:: TASK PROMPT ::
For the records that follow, give the number of lines in which the word "EXERCISE" occurs, with nothing added.

:: SUPPLIED RECORDS ::
● ● ● ●
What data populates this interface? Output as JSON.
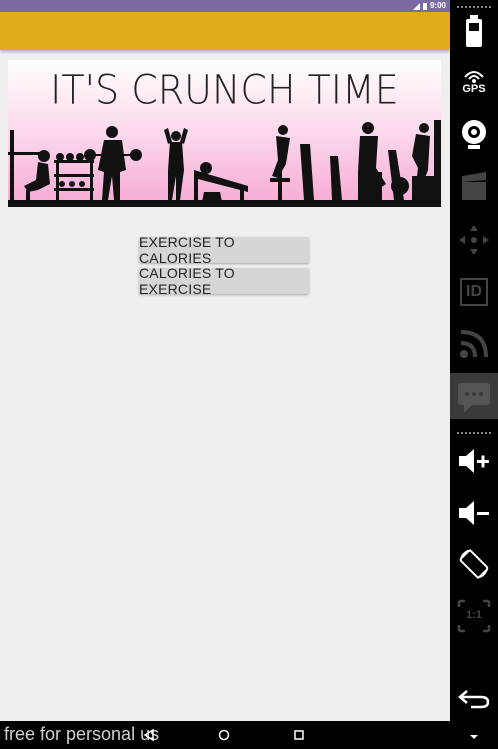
{
  "status_bar": {
    "time": "9:00"
  },
  "banner": {
    "title": "IT'S CRUNCH TIME"
  },
  "buttons": {
    "exercise_to_calories": "EXERCISE TO CALORIES",
    "calories_to_exercise": "CALORIES TO EXERCISE"
  },
  "watermark": "free for personal us",
  "colors": {
    "status_bar": "#7b6aa2",
    "app_bar": "#e1ab1c",
    "background": "#efefef",
    "button": "#d6d6d6",
    "banner_pink": "#f6a9d3"
  },
  "side_toolbar": {
    "gps_label": "GPS",
    "id_label": "ID",
    "scale_label": "1:1",
    "icons": [
      "battery-icon",
      "gps-icon",
      "webcam-icon",
      "video-clapper-icon",
      "dpad-icon",
      "id-icon",
      "rss-icon",
      "sms-icon",
      "volume-up-icon",
      "volume-down-icon",
      "rotate-icon",
      "scale-icon",
      "back-icon"
    ]
  }
}
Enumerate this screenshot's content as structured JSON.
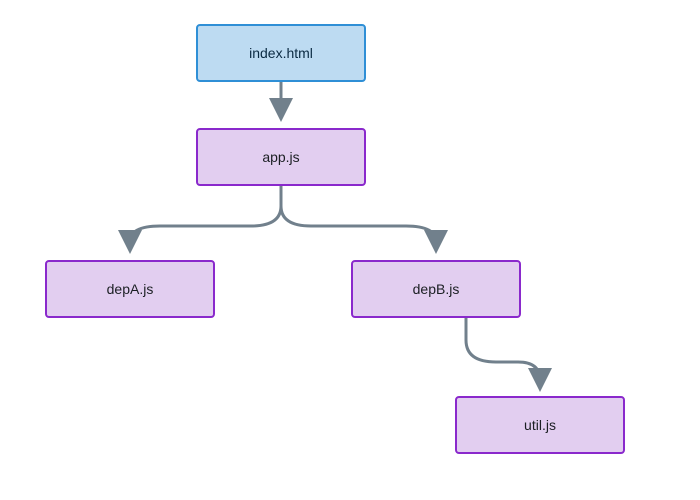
{
  "nodes": {
    "index": {
      "label": "index.html"
    },
    "app": {
      "label": "app.js"
    },
    "depA": {
      "label": "depA.js"
    },
    "depB": {
      "label": "depB.js"
    },
    "util": {
      "label": "util.js"
    }
  },
  "colors": {
    "root_fill": "#bddbf2",
    "root_border": "#2f8fd6",
    "dep_fill": "#e2cef0",
    "dep_border": "#8a29cc",
    "arrow": "#71808c"
  }
}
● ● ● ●
:: EXPECTED OUTPUT ::
2